> Exercise instructions: Leave out the pictures, and retype the remaining data exactly.

> Excerpted data:
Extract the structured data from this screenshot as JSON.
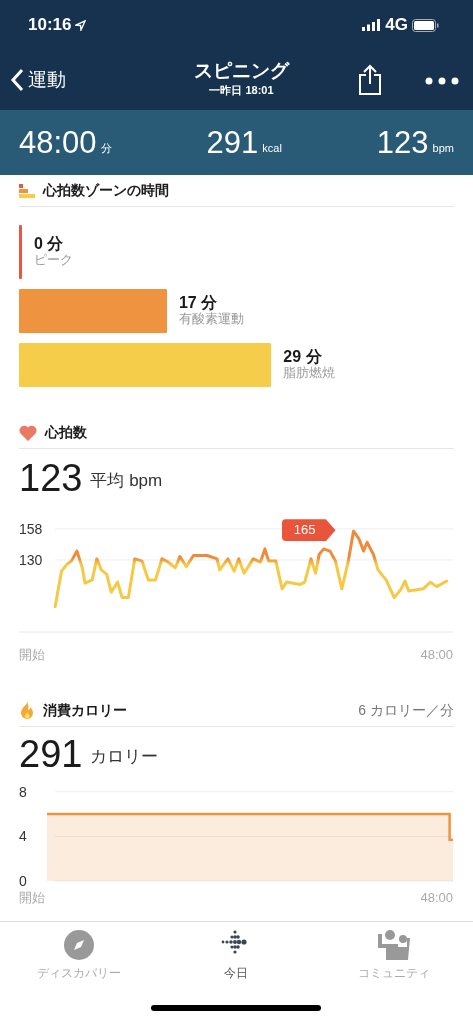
{
  "status_bar": {
    "time": "10:16",
    "network": "4G"
  },
  "nav": {
    "back_label": "運動",
    "title": "スピニング",
    "subtitle": "一昨日 18:01"
  },
  "stats": [
    {
      "value": "48:00",
      "unit": "分"
    },
    {
      "value": "291",
      "unit": "kcal"
    },
    {
      "value": "123",
      "unit": "bpm"
    }
  ],
  "zones": {
    "title": "心拍数ゾーンの時間",
    "items": [
      {
        "minutes": "0 分",
        "name": "ピーク",
        "color": "#e8573f"
      },
      {
        "minutes": "17 分",
        "name": "有酸素運動",
        "color": "#ee9440"
      },
      {
        "minutes": "29 分",
        "name": "脂肪燃焼",
        "color": "#f6cc4b"
      }
    ]
  },
  "heart_rate": {
    "title": "心拍数",
    "value": "123",
    "unit": "平均 bpm",
    "graph": {
      "kind": "line",
      "y_axis_labels": [
        "158",
        "130"
      ],
      "peak_label": "165",
      "axis_labels": [
        "開始",
        "48:00"
      ]
    }
  },
  "calories": {
    "title": "消費カロリー",
    "rate": "6 カロリー／分",
    "value": "291",
    "unit": "カロリー",
    "graph": {
      "kind": "area",
      "y_axis_labels": [
        "8",
        "4",
        "0"
      ],
      "axis_labels": [
        "開始",
        "48:00"
      ]
    }
  },
  "tab_bar": [
    {
      "kind": "compass",
      "label": "ディスカバリー",
      "selected": false
    },
    {
      "kind": "dots",
      "label": "今日",
      "selected": true
    },
    {
      "kind": "people",
      "label": "コミュニティ",
      "selected": false
    }
  ]
}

> Exercise response:
Extract the structured data from this screenshot as JSON.
{
  "status_bar": {
    "time": "10:16",
    "network": "4G"
  },
  "nav": {
    "back_label": "運動",
    "title": "スピニング",
    "subtitle": "一昨日 18:01"
  },
  "stats": [
    {
      "value": "48:00",
      "unit": "分"
    },
    {
      "value": "291",
      "unit": "kcal"
    },
    {
      "value": "123",
      "unit": "bpm"
    }
  ],
  "zones": {
    "title": "心拍数ゾーンの時間",
    "items": [
      {
        "minutes": "0 分",
        "name": "ピーク",
        "color": "#e8573f"
      },
      {
        "minutes": "17 分",
        "name": "有酸素運動",
        "color": "#ee9440"
      },
      {
        "minutes": "29 分",
        "name": "脂肪燃焼",
        "color": "#f6cc4b"
      }
    ]
  },
  "heart_rate": {
    "title": "心拍数",
    "value": "123",
    "unit": "平均 bpm",
    "graph": {
      "kind": "line",
      "y_axis_labels": [
        "158",
        "130"
      ],
      "peak_label": "165",
      "axis_labels": [
        "開始",
        "48:00"
      ]
    }
  },
  "calories": {
    "title": "消費カロリー",
    "rate": "6 カロリー／分",
    "value": "291",
    "unit": "カロリー",
    "graph": {
      "kind": "area",
      "y_axis_labels": [
        "8",
        "4",
        "0"
      ],
      "axis_labels": [
        "開始",
        "48:00"
      ]
    }
  },
  "tab_bar": [
    {
      "kind": "compass",
      "label": "ディスカバリー",
      "selected": false
    },
    {
      "kind": "dots",
      "label": "今日",
      "selected": true
    },
    {
      "kind": "people",
      "label": "コミュニティ",
      "selected": false
    }
  ]
}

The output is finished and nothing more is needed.